The records below need to be restated word for word.

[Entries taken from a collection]

################

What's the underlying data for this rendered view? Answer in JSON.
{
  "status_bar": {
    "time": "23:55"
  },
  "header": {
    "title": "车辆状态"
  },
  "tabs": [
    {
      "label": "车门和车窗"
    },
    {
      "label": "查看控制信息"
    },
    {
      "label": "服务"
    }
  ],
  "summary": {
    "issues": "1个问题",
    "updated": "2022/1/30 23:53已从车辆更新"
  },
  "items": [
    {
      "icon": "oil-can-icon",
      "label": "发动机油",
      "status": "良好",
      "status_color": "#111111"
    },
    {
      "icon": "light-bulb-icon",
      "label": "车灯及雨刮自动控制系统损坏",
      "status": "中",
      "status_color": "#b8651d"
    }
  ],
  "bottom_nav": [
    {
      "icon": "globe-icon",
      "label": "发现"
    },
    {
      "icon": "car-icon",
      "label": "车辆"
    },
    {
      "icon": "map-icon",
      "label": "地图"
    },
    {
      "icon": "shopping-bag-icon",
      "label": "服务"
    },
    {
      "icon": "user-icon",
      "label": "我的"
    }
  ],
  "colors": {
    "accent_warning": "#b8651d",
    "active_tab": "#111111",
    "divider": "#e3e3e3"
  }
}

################

Response area:
What's the underlying data for this rendered view? Answer in JSON.
{
  "status_bar": {
    "time": "23:55"
  },
  "header": {
    "title": "车辆状态"
  },
  "tabs": [
    {
      "label": "车门和车窗"
    },
    {
      "label": "查看控制信息"
    },
    {
      "label": "服务"
    }
  ],
  "summary": {
    "issues": "1个问题",
    "updated": "2022/1/30 23:53已从车辆更新"
  },
  "items": [
    {
      "icon": "oil-can-icon",
      "label": "发动机油",
      "status": "良好",
      "status_color": "#111111"
    },
    {
      "icon": "light-bulb-icon",
      "label": "车灯及雨刮自动控制系统损坏",
      "status": "中",
      "status_color": "#b8651d"
    }
  ],
  "bottom_nav": [
    {
      "icon": "globe-icon",
      "label": "发现"
    },
    {
      "icon": "car-icon",
      "label": "车辆"
    },
    {
      "icon": "map-icon",
      "label": "地图"
    },
    {
      "icon": "shopping-bag-icon",
      "label": "服务"
    },
    {
      "icon": "user-icon",
      "label": "我的"
    }
  ],
  "colors": {
    "accent_warning": "#b8651d",
    "active_tab": "#111111",
    "divider": "#e3e3e3"
  }
}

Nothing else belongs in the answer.